Consequently, the work of evangelism has now all but dried up among the members of the Body of Christ, who have come to believe, as their leaders have taught them, that if we just make the culture of our churches more like the culture our neighbors are familiar with each day, they will come and feel right at home, and, hopefully, may even find the Lord.
And so we find ourselves seeking to cast out the demons of immorality, godlessness, and despair amid the klieg lights, worship bands, pop culture, and comfy theatre chairs of our mega-churches and mega-church wannabes. We are exerting ourselves in all sincerity to renew our nation, but our doubting souls have led us to doubt the very methods for winning the world the Lord Himself commanded.
Meanwhile, the culture and our lost neighbors continue their downward spiral into immorality, judgment, and death (Rom. 1:18-32).
A subtle thing
Our faith is feeble if it is laced with doubt. Doubt is a subtle thing, difficult to discover within us, because it tends to hide behind things that, on the surface, seem to be good and laudable: don’t offend the lost, make them feel at home, leave them to come to Lord on their own initiative, avoid all offensive language, and more.
But whenever such things lead us to substitute for obedience to the Lord’s commands our own best ideas about how to cast out the demons of this secular and materialistic age, we are exercising but a little faith, faith laced with doubt.
And if we are thus believing the Lord, it should not surprise us that we are not realizing more of the blessings He has promised, and that we earnestly seek.
Next steps: What are some ways that doubt affects your faith and that of your Christian friends? Get together with some of them and talk about this. Remember, James says only a faith characterized by “nothing doubting” can expect to know the blessings of the Lord. Where does doubt show up in your faith, and how can you overcome it to have increased faith in the Lord?

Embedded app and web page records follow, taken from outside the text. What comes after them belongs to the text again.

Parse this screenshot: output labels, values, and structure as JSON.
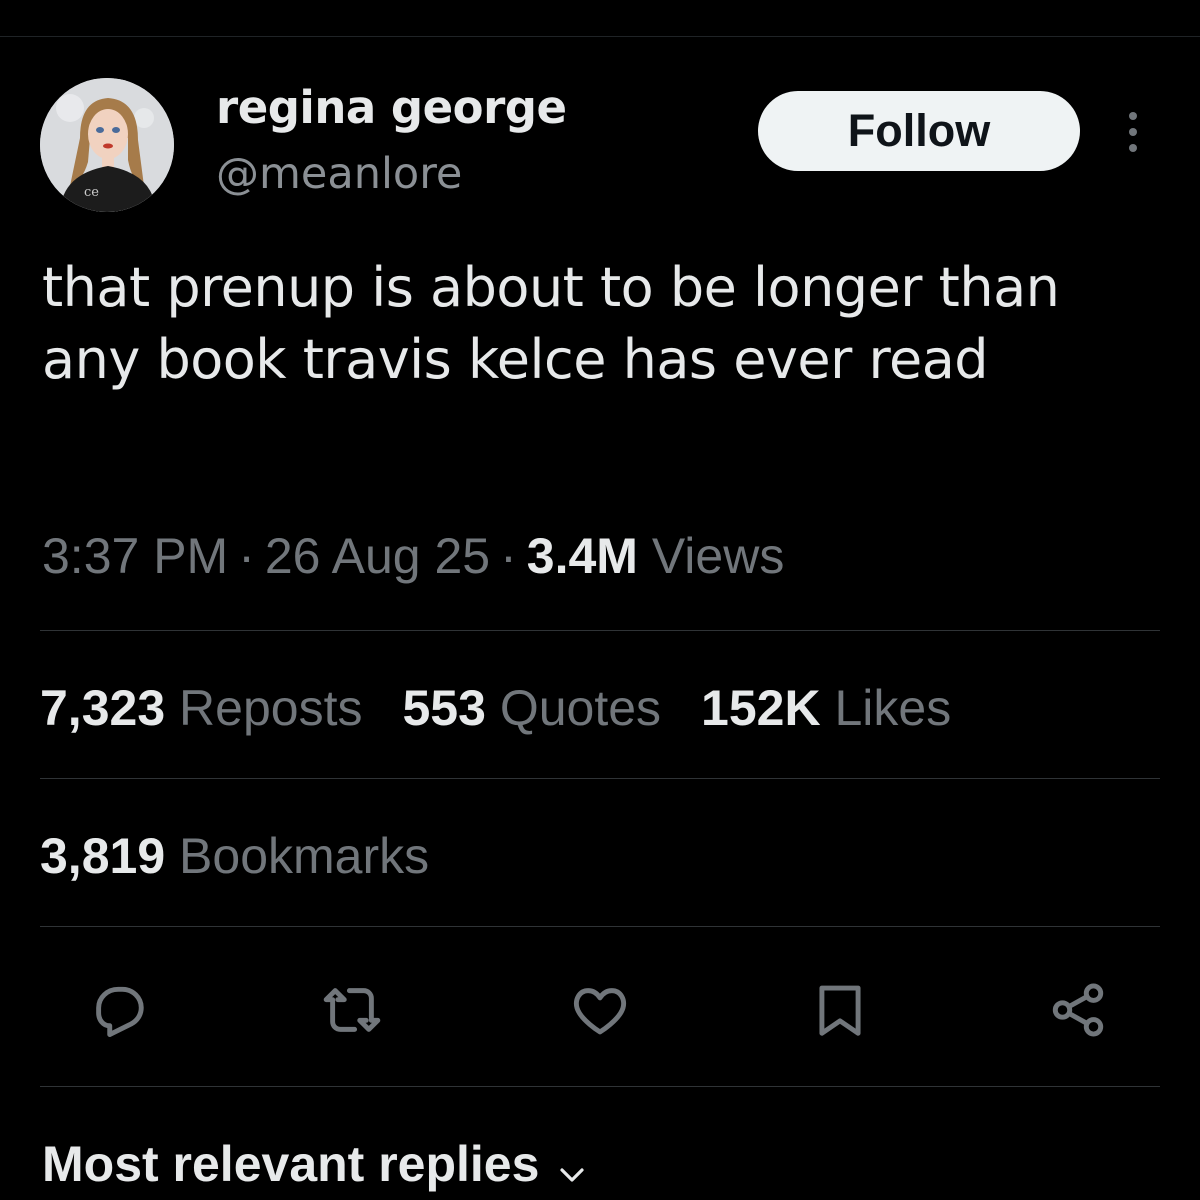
{
  "tweet": {
    "author": {
      "display_name": "regina george",
      "handle": "@meanlore"
    },
    "follow_label": "Follow",
    "text": "that prenup is about to be longer than any book travis kelce has ever read",
    "time": "3:37 PM",
    "date": "26 Aug 25",
    "views_count": "3.4M",
    "views_label": "Views",
    "separator": "·"
  },
  "stats": {
    "reposts": {
      "count": "7,323",
      "label": "Reposts"
    },
    "quotes": {
      "count": "553",
      "label": "Quotes"
    },
    "likes": {
      "count": "152K",
      "label": "Likes"
    },
    "bookmarks": {
      "count": "3,819",
      "label": "Bookmarks"
    }
  },
  "actions": {
    "icons": [
      "reply-icon",
      "repost-icon",
      "like-icon",
      "bookmark-icon",
      "share-icon"
    ]
  },
  "replies": {
    "sort_label": "Most relevant replies"
  },
  "colors": {
    "background": "#000000",
    "text_primary": "#e7e9ea",
    "text_secondary": "#71767b",
    "divider": "#2f3336",
    "follow_button_bg": "#eff3f4",
    "follow_button_text": "#0f1419"
  }
}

The place to begin in understanding how to be delivered from our little faith is by reviewing the nature of true faith. Order a copy of Chuck Colson’s book, The Faith, and read it carefully and with reflection. It’s available through our online store. You might also read the article, “The Sine qua non of Kingdom Seeking,” by T. M. Moore.